9. Accessible Viewing Areas: Designated areas along the trail that offer accessible viewpoints or overlooks, allowing wheelchair users to enjoy scenic vistas.
10. Assistance Animals Allowed: The trail permits the presence of service animals that provide assistance to individuals with disabilities, ensuring equal access for all.

Safety Information

1. Unstable terrain: The trail may have sections with unstable ground, posing a risk of slips and falls.
2. Wildlife encounters: Hikers should be cautious of potential encounters with bears and other wildlife along the trail.
3. Weather conditions: Extreme weather conditions, including strong winds and heavy rain, can make the trail challenging and dangerous.
4. River crossings: The trail includes several river crossings, which can be hazardous due to swift currents and deep water.
5. Limited cell phone reception: Hikers should be aware that there may be limited or no cell phone reception along the trail, affecting communication in case of emergencies.
6. Remote location: The trail is located in a remote area, far from medical facilities, making it crucial to be prepared for emergencies and self-sufficiency.
7. Trail maintenance: Due to limited maintenance, hikers may encounter fallen trees, overgrown vegetation, or other obstacles along the trail.
8. Navigation difficulties: The trail may lack clear signage or markers, requiring hikers to have good navigational skills and proper equipment.
9. Hypothermia risk: The trail’s location in a cold climate increases the risk of hypothermia, especially during colder seasons or inclement weather.
10. Limited facilities: There are limited facilities along the trail, such as restrooms or shelters, so hikers should plan accordingly for their needs.

Conservation Notes

The Kanatak Trail, located in the Katmai National Park and Preserve in Alaska, holds a significant conservation status due to its unique ecological features and historical significance. The trail traverses through a diverse range of habitats, including wetlands, forests, and coastal areas, providing a crucial corridor for wildlife movement and migration. As a result, the trail is designated as a critical habitat for numerous species, including brown bears, moose, wolves, and various bird species.

The conservation status of the Kanatak Trail is further enhanced by its historical importance. The trail was historically used by the indigenous Alutiiq people for trade and travel, and it played a significant role during the Russian fur trade era.
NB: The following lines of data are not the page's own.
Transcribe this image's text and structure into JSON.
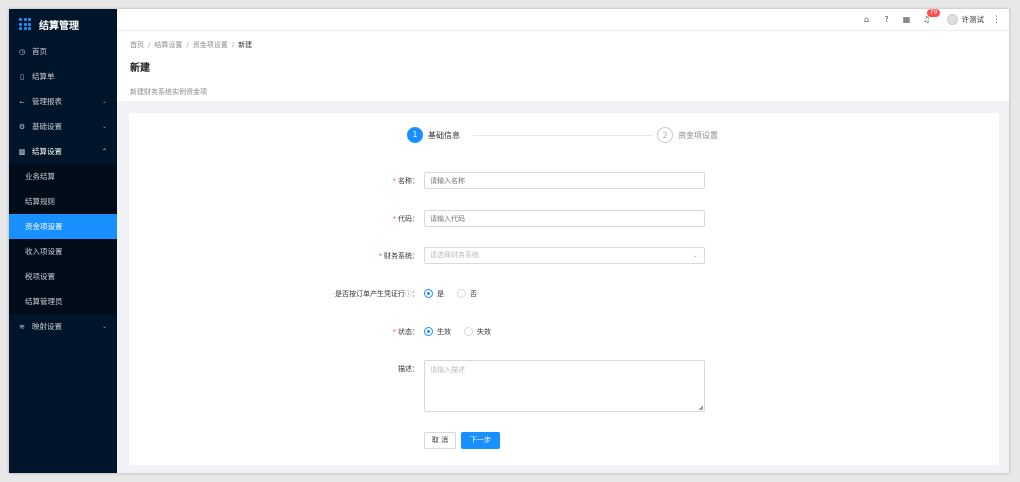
{
  "app": {
    "title": "结算管理"
  },
  "sidebar": {
    "items": [
      {
        "label": "首页",
        "icon": "dashboard-icon"
      },
      {
        "label": "结算单",
        "icon": "file-icon"
      },
      {
        "label": "管理报表",
        "icon": "line-chart-icon"
      },
      {
        "label": "基础设置",
        "icon": "settings-icon"
      },
      {
        "label": "结算设置",
        "icon": "bar-chart-icon"
      },
      {
        "label": "映射设置",
        "icon": "wifi-icon"
      }
    ],
    "submenu": [
      "业务结算",
      "结算规则",
      "资金项设置",
      "收入项设置",
      "税项设置",
      "结算管理员"
    ],
    "active": "资金项设置"
  },
  "header": {
    "notification_count": "79",
    "user_name": "许测试"
  },
  "breadcrumb": [
    "首页",
    "结算设置",
    "资金项设置",
    "新建"
  ],
  "page": {
    "title": "新建",
    "description": "新建财务系统实例资金项"
  },
  "steps": [
    {
      "number": "1",
      "label": "基础信息",
      "status": "active"
    },
    {
      "number": "2",
      "label": "资金项设置",
      "status": "pending"
    }
  ],
  "form": {
    "name": {
      "label": "名称",
      "required": true,
      "placeholder": "请输入名称"
    },
    "code": {
      "label": "代码",
      "required": true,
      "placeholder": "请输入代码"
    },
    "finance_system": {
      "label": "财务系统",
      "required": true,
      "placeholder": "请选择财务系统"
    },
    "voucher": {
      "label": "是否按订单产生凭证行",
      "required": false,
      "options": [
        "是",
        "否"
      ],
      "selected": "是"
    },
    "status": {
      "label": "状态",
      "required": true,
      "options": [
        "生效",
        "失效"
      ],
      "selected": "生效"
    },
    "description": {
      "label": "描述",
      "required": false,
      "placeholder": "请输入描述"
    }
  },
  "buttons": {
    "cancel": "取 消",
    "next": "下一步"
  },
  "colors": {
    "primary": "#1890ff",
    "sidebar": "#001529",
    "required": "#ff4d4f"
  }
}
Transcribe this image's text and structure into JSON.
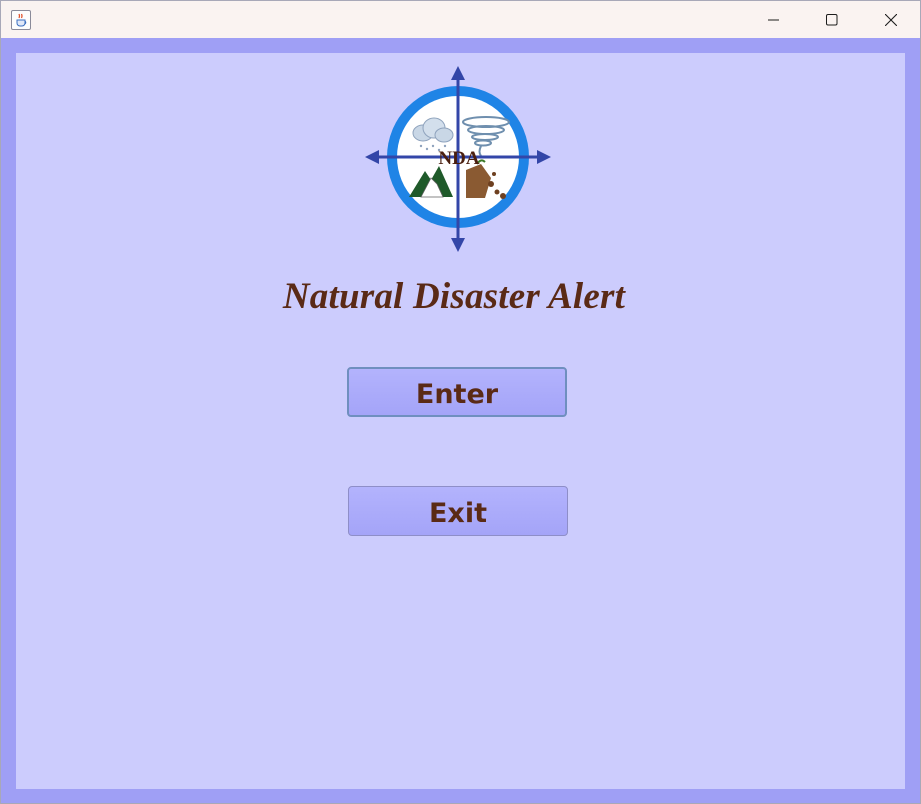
{
  "window": {
    "title": ""
  },
  "logo": {
    "text": "NDA"
  },
  "main": {
    "title": "Natural Disaster Alert",
    "enter_label": "Enter",
    "exit_label": "Exit"
  }
}
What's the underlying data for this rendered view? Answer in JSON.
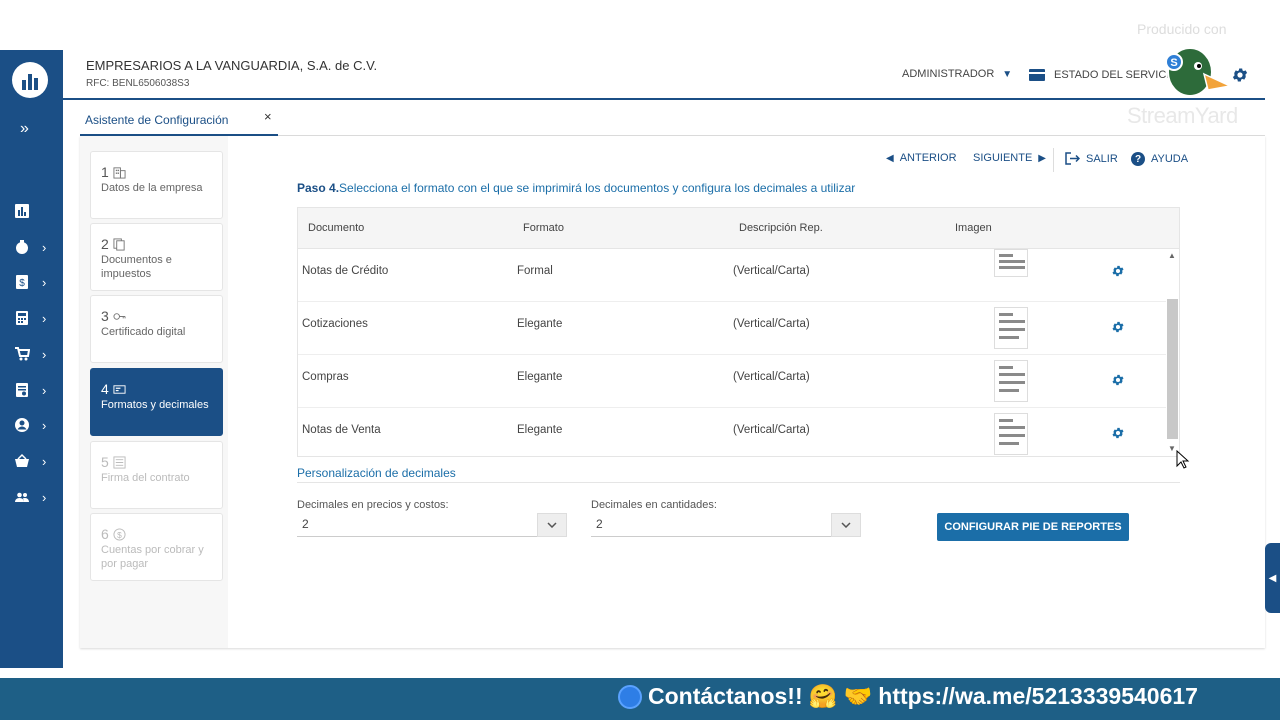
{
  "overlay": {
    "producido": "Producido con",
    "streamyard": "StreamYard"
  },
  "header": {
    "company": "EMPRESARIOS A LA VANGUARDIA, S.A. de C.V.",
    "rfc": "RFC: BENL6506038S3",
    "admin_label": "ADMINISTRADOR",
    "estado_label": "ESTADO DEL SERVICIO"
  },
  "tab": {
    "label": "Asistente de Configuración",
    "close": "×"
  },
  "steps": [
    {
      "num": "1",
      "label": "Datos de la empresa",
      "icon": "building-icon",
      "state": "done"
    },
    {
      "num": "2",
      "label": "Documentos e impuestos",
      "icon": "copy-icon",
      "state": "done"
    },
    {
      "num": "3",
      "label": "Certificado digital",
      "icon": "key-icon",
      "state": "done"
    },
    {
      "num": "4",
      "label": "Formatos y decimales",
      "icon": "card-icon",
      "state": "active"
    },
    {
      "num": "5",
      "label": "Firma del contrato",
      "icon": "list-icon",
      "state": "pending"
    },
    {
      "num": "6",
      "label": "Cuentas por cobrar y por pagar",
      "icon": "dollar-icon",
      "state": "pending"
    }
  ],
  "nav": {
    "anterior": "ANTERIOR",
    "siguiente": "SIGUIENTE",
    "salir": "SALIR",
    "ayuda": "AYUDA"
  },
  "step_title": {
    "bold": "Paso 4.",
    "text": "Selecciona el formato con el que se imprimirá los documentos y configura los decimales a utilizar"
  },
  "table": {
    "headers": [
      "Documento",
      "Formato",
      "Descripción Rep.",
      "Imagen"
    ],
    "rows": [
      {
        "documento": "Notas de Crédito",
        "formato": "Formal",
        "descripcion": "(Vertical/Carta)"
      },
      {
        "documento": "Cotizaciones",
        "formato": "Elegante",
        "descripcion": "(Vertical/Carta)"
      },
      {
        "documento": "Compras",
        "formato": "Elegante",
        "descripcion": "(Vertical/Carta)"
      },
      {
        "documento": "Notas de Venta",
        "formato": "Elegante",
        "descripcion": "(Vertical/Carta)"
      }
    ]
  },
  "decimales": {
    "title": "Personalización de decimales",
    "precios_label": "Decimales en precios y costos:",
    "precios_value": "2",
    "cantidades_label": "Decimales en cantidades:",
    "cantidades_value": "2",
    "button": "CONFIGURAR PIE DE REPORTES"
  },
  "banner": {
    "text": "Contáctanos!!",
    "emojis": "🤗 🤝",
    "url": "https://wa.me/5213339540617"
  },
  "colors": {
    "primary": "#1b4f86",
    "accent": "#1b6ea8",
    "banner": "#1e5f86"
  }
}
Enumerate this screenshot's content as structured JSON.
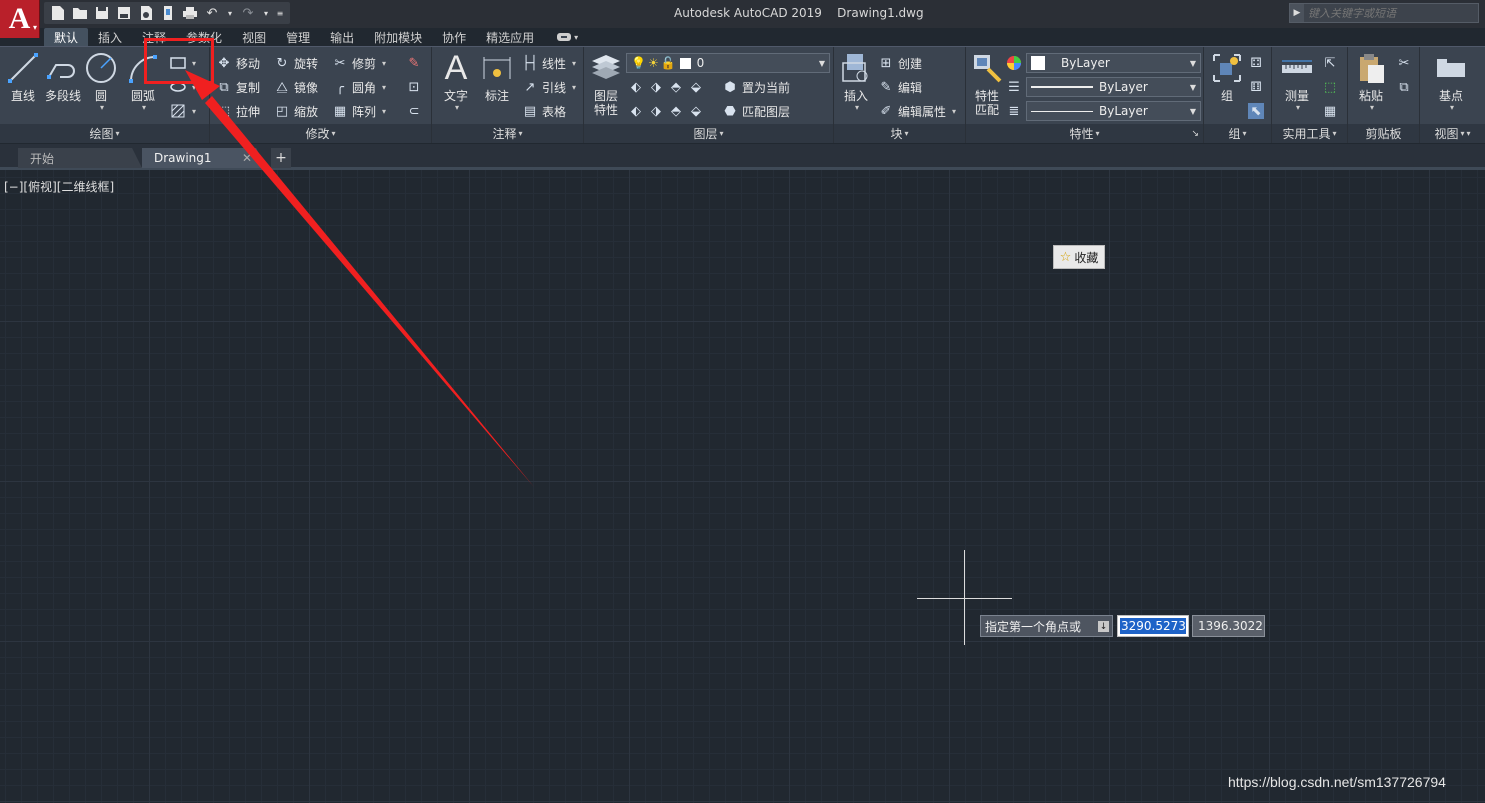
{
  "titlebar": {
    "app_logo": "A",
    "window_title": "Autodesk AutoCAD 2019    Drawing1.dwg",
    "search_placeholder": "键入关键字或短语",
    "qat_icons": [
      "new-icon",
      "open-icon",
      "save-icon",
      "save-as-icon",
      "publish-icon",
      "plot-icon",
      "print-icon",
      "undo-icon",
      "redo-icon",
      "customize-icon"
    ]
  },
  "ribbon_tabs": [
    "默认",
    "插入",
    "注释",
    "参数化",
    "视图",
    "管理",
    "输出",
    "附加模块",
    "协作",
    "精选应用"
  ],
  "active_tab": "默认",
  "panels": {
    "draw": {
      "title": "绘图",
      "line": "直线",
      "polyline": "多段线",
      "circle": "圆",
      "arc": "圆弧"
    },
    "modify": {
      "title": "修改",
      "move": "移动",
      "rotate": "旋转",
      "trim": "修剪",
      "copy": "复制",
      "mirror": "镜像",
      "fillet": "圆角",
      "stretch": "拉伸",
      "scale": "缩放",
      "array": "阵列"
    },
    "annotation": {
      "title": "注释",
      "text": "文字",
      "dimension": "标注",
      "linear": "线性",
      "leader": "引线",
      "table": "表格"
    },
    "layers": {
      "title": "图层",
      "layer_props": "图层\n特性",
      "layer_value": "0",
      "set_current": "置为当前",
      "match_layer": "匹配图层"
    },
    "block": {
      "title": "块",
      "insert": "插入",
      "create": "创建",
      "edit": "编辑",
      "edit_attr": "编辑属性"
    },
    "properties": {
      "title": "特性",
      "match": "特性\n匹配",
      "color": "ByLayer",
      "linetype": "ByLayer",
      "lineweight": "ByLayer"
    },
    "groups": {
      "title": "组",
      "group": "组"
    },
    "utilities": {
      "title": "实用工具",
      "measure": "测量"
    },
    "clipboard": {
      "title": "剪贴板",
      "paste": "粘贴"
    },
    "view": {
      "title": "视图",
      "base": "基点"
    }
  },
  "file_tabs": {
    "start": "开始",
    "drawing": "Drawing1",
    "add": "+"
  },
  "canvas": {
    "viewport_label": "[−][俯视][二维线框]",
    "favorite_button": "收藏",
    "prompt": "指定第一个角点或",
    "x_value": "3290.5273",
    "y_value": "1396.3022"
  },
  "watermark": "https://blog.csdn.net/sm137726794",
  "colors": {
    "canvas_bg": "#212830",
    "ribbon_bg": "#3b4450",
    "annotation_red": "#f02020",
    "logo_red": "#b9202a",
    "selection_blue": "#1e63c8"
  }
}
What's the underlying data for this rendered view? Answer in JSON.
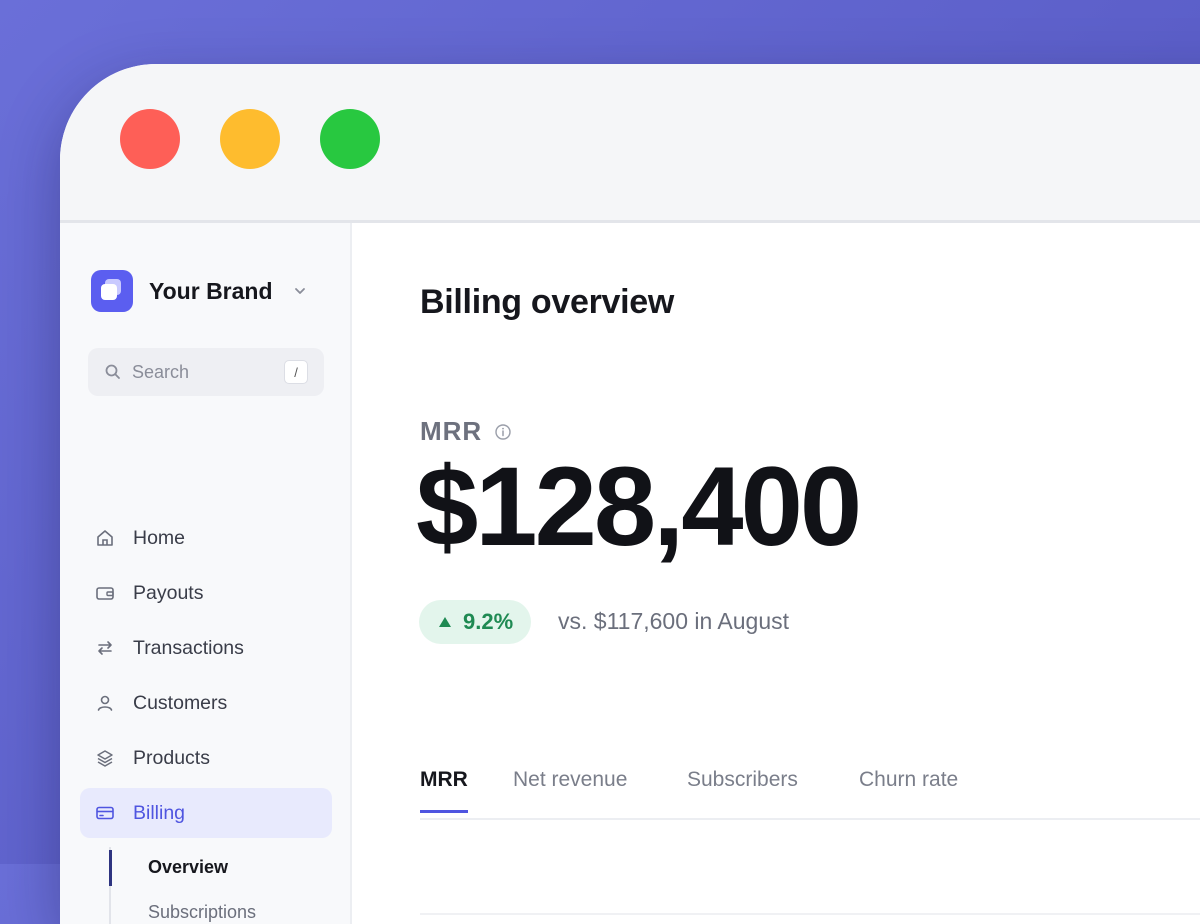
{
  "window": {
    "controls": [
      "close",
      "minimize",
      "maximize"
    ]
  },
  "colors": {
    "accent": "#4f55e0",
    "positive": "#1f8a53",
    "brand_logo": "#5b5ef0"
  },
  "sidebar": {
    "brand_name": "Your Brand",
    "search": {
      "placeholder": "Search",
      "shortcut": "/"
    },
    "items": [
      {
        "label": "Home",
        "icon": "home-icon"
      },
      {
        "label": "Payouts",
        "icon": "wallet-icon"
      },
      {
        "label": "Transactions",
        "icon": "arrows-swap-icon"
      },
      {
        "label": "Customers",
        "icon": "user-icon"
      },
      {
        "label": "Products",
        "icon": "layers-icon"
      },
      {
        "label": "Billing",
        "icon": "credit-card-icon",
        "active": true
      }
    ],
    "subitems": [
      {
        "label": "Overview",
        "active": true
      },
      {
        "label": "Subscriptions"
      }
    ]
  },
  "main": {
    "title": "Billing overview",
    "metric": {
      "label": "MRR",
      "value": "$128,400",
      "change": "9.2%",
      "comparison": "vs. $117,600 in August"
    },
    "tabs": [
      {
        "label": "MRR",
        "active": true
      },
      {
        "label": "Net revenue"
      },
      {
        "label": "Subscribers"
      },
      {
        "label": "Churn rate"
      }
    ]
  }
}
Today, the trail serves as a cultural and historical resource, preserving the heritage and traditions of the Alutiiq people.

Efforts are being made to ensure the conservation of the Kanatak Trail and its surrounding ecosystems. The National Park Service, in collaboration with local communities and conservation organizations, has implemented measures to protect the trail’s fragile habitats and wildlife populations. These include strict regulations on human activities, such as camping and fishing, to minimize disturbance to the ecosystem. Additionally, educational programs and interpretive signage along the trail aim to raise awareness about the importance of conservation and promote responsible visitor behavior.

Overall, the conservation status of the Kanatak Trail is of utmost importance, as it not only preserves the natural and cultural heritage of the area but also ensures the long-term survival of its diverse ecosystems and wildlife populations. Continued efforts in conservation and sustainable management will help maintain the trail’s ecological integrity and provide future generations with the opportunity to experience its unique beauty and historical significance.

Leave a Comment